(Task brief): Reproduce each record below exactly as written.

(Data provided):

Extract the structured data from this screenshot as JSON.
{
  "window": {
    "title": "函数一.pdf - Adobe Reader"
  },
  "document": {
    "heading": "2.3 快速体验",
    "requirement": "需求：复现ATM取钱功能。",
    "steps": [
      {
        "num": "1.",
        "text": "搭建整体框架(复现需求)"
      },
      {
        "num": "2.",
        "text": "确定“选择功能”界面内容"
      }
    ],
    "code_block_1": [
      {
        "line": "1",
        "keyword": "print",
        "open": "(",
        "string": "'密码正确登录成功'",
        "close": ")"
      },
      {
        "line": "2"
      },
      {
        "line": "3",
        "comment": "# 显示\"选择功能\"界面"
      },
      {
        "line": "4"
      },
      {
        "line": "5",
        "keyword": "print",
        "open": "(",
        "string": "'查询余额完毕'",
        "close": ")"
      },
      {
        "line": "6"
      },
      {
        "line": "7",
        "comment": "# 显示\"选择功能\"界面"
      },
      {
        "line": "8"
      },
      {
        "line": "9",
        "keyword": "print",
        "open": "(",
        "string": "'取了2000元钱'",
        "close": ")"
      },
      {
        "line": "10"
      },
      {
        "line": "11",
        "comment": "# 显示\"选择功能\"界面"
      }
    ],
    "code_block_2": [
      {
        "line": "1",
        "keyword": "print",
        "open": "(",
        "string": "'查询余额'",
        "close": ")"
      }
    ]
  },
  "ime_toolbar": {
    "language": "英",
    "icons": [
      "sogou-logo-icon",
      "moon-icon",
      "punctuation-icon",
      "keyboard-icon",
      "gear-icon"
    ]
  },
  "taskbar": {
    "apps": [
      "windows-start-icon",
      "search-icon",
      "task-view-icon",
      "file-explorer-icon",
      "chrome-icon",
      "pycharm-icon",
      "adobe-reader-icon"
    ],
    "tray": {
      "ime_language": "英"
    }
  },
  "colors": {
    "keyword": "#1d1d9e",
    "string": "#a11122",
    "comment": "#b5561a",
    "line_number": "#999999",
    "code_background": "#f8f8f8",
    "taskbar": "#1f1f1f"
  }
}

(Task response):
Extract the structured data from this screenshot as JSON.
{
  "window": {
    "title": "函数一.pdf - Adobe Reader"
  },
  "document": {
    "heading": "2.3 快速体验",
    "requirement": "需求：复现ATM取钱功能。",
    "steps": [
      {
        "num": "1.",
        "text": "搭建整体框架(复现需求)"
      },
      {
        "num": "2.",
        "text": "确定“选择功能”界面内容"
      }
    ],
    "code_block_1": [
      {
        "line": "1",
        "keyword": "print",
        "open": "(",
        "string": "'密码正确登录成功'",
        "close": ")"
      },
      {
        "line": "2"
      },
      {
        "line": "3",
        "comment": "# 显示\"选择功能\"界面"
      },
      {
        "line": "4"
      },
      {
        "line": "5",
        "keyword": "print",
        "open": "(",
        "string": "'查询余额完毕'",
        "close": ")"
      },
      {
        "line": "6"
      },
      {
        "line": "7",
        "comment": "# 显示\"选择功能\"界面"
      },
      {
        "line": "8"
      },
      {
        "line": "9",
        "keyword": "print",
        "open": "(",
        "string": "'取了2000元钱'",
        "close": ")"
      },
      {
        "line": "10"
      },
      {
        "line": "11",
        "comment": "# 显示\"选择功能\"界面"
      }
    ],
    "code_block_2": [
      {
        "line": "1",
        "keyword": "print",
        "open": "(",
        "string": "'查询余额'",
        "close": ")"
      }
    ]
  },
  "ime_toolbar": {
    "language": "英",
    "icons": [
      "sogou-logo-icon",
      "moon-icon",
      "punctuation-icon",
      "keyboard-icon",
      "gear-icon"
    ]
  },
  "taskbar": {
    "apps": [
      "windows-start-icon",
      "search-icon",
      "task-view-icon",
      "file-explorer-icon",
      "chrome-icon",
      "pycharm-icon",
      "adobe-reader-icon"
    ],
    "tray": {
      "ime_language": "英"
    }
  },
  "colors": {
    "keyword": "#1d1d9e",
    "string": "#a11122",
    "comment": "#b5561a",
    "line_number": "#999999",
    "code_background": "#f8f8f8",
    "taskbar": "#1f1f1f"
  }
}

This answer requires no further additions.